NEW SWING SEXTET
Imagine a hot salsa band from the 1960s reuniting after a 30-year hiatus to discover an even greater, more global, fan base. "Rip Van Winkle couldn't have had it better," recalls co-bandleader George Rodriguez of the New Swing Sextet's (NSS) recaptured infectious popularity. "No one is more surprised than we are," says the vibist and original NSS member, "to be 'Back on the Streets.'"
Emusica Records and Henry Knowles Productions are proud to present the long-awaited reunion CD of the New Swing Sextet,"Back on the Streets--A Taste of Spanish Harlem Vol. 2" bringing together Rodriguez with a new crew of seasoned musicians with long histories of making music on the streets of Latin New York through harmonized vocals, piano, vibes, bass and Latin percussion. The New Swing Sextet last recorded in 1970 under the Cotique label. Today, the group returns under the Fania Family of Labels.
Thinking back on earlier days, George Rodriguez still pinches himself to make sure he is awake, attributing much of the success of this delayed dream to producer and internationally renowned deejay, Henry Knowles. "They had that, 'who's that?' response from the dancers that make hits," describes Knowles who started spinning and sharing long forgotten NSS dance tunes on the local and international club scene. After tracking down NSS co-leader Angel Justiniano, Henry started booking them at clubs to rave reviews from the dance floor. "Their music is smooth tempoed, not too fast, danceable and club oriented. Today, there are more non-Latinos dancing this music than anyone else," he underscores. That is attested by the growing demand of Salsa Congresses globally where dancers meet, compete or just shine. And NSS is a favorite among these dancers. Firing up the dance floors wherever they perform around the world, NSS has finally gained popularity and recognition globally.

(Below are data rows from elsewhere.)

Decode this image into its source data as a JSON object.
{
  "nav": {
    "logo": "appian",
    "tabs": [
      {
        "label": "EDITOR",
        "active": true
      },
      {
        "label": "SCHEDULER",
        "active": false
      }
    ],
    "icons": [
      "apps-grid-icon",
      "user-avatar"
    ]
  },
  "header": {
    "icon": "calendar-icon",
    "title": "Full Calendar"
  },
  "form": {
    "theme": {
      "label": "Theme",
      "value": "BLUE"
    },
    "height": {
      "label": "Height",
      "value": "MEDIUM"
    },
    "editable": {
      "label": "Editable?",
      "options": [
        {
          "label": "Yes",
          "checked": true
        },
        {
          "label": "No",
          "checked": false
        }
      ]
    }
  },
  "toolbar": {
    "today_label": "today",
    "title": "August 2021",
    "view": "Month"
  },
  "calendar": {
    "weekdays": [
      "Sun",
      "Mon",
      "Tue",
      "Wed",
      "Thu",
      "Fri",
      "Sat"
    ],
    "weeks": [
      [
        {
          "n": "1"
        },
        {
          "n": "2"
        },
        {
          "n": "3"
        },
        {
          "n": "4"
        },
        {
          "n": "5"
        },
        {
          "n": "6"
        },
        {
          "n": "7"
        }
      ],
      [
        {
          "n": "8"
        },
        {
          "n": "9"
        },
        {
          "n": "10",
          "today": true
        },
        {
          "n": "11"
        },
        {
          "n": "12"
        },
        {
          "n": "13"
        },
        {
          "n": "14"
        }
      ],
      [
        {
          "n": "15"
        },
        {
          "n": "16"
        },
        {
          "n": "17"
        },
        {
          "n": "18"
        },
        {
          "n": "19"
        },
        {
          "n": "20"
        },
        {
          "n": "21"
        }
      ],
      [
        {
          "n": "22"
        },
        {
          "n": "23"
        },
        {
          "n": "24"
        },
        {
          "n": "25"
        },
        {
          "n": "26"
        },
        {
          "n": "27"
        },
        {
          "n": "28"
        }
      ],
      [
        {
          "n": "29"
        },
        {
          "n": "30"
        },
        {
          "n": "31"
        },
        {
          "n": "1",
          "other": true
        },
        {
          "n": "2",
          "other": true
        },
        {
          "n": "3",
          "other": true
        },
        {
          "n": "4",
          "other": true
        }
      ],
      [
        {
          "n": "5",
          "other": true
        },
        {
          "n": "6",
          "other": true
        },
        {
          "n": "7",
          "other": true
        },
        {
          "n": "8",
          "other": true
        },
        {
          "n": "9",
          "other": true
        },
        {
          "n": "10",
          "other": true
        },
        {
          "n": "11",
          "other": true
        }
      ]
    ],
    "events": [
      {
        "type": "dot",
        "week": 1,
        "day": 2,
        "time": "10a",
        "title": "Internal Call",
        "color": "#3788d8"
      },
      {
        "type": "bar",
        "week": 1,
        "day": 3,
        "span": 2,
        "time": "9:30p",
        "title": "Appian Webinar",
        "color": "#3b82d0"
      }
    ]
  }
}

In the early 1960's, Rodriguez was a young school band musician from Spanish Harlem, playing the clarinet at student recitals in Carnegie Hall and listening to popular American music, when he first heard live Latin music in a Bronx dance club, a precursor to today's salsa scene. A childhood friend introduced him to the tunes of popular west coast vibraphonist, Cal Tjader. He borrowed a xylophone and taught himself to play vibes. Along with a few friends they started playing together, and smiling, he recalls, "We didn't know much about this music genre and at rehearsals at a local school we didn't have a bass player or a pianist. We didn't know we needed them." The sextet's New York street sound matured and got attention. NSS played throughout the tri-state and did light traveling before disbanding in 1979. Citing the group's biggest fan base as their own backyard, the band members are amazed at how much value the term, "direct from New York" has on the rest of the world.
The CD, co-produced by Willy Torres, a vocalist with the Spanish Harlem Orchestra, at his Ni-os Recording Studio in Brooklyn, features the arranging skills of pianist and music veteran, Joe Mannozzi; several original NSS favorites (El Bongo, The Monster, El Tiroteo) and presents the smooth voice of Rodriguez' son, Alejandro, doing a fusion rap version of Cheo Feliciano's popular tune, "El Raton." Among the other cuts are a cover of Tito Rodriguez' "El Balcon Aquel," Machito's "Buenas Noches Che Che," and Rafael Cortijo's "Monta Mi Caballito," songs which take you back to the heady days of the Palladium and the Corso.
The New Swing Sextet features Angel Justiniano on vocals and Congas; his younger brother Harry on bass and vocals; Tomas Martin Lopez on bongos, timbales, misc. percussion and vocals; Hector Ortiz on timbales and bongos; Joe Mannozzi on piano; George Rodriguez on vibes and vocals and the singing of Jose "Cheo" Medina on lead vocals.
"You couldn't make up a better story," says Emusica CEO Giora Breil, "that falls in line with the history of salsa in New York. Historically, with this new production, we are connecting the dots in a richly complex contribution of Latinos in the fabric of American music."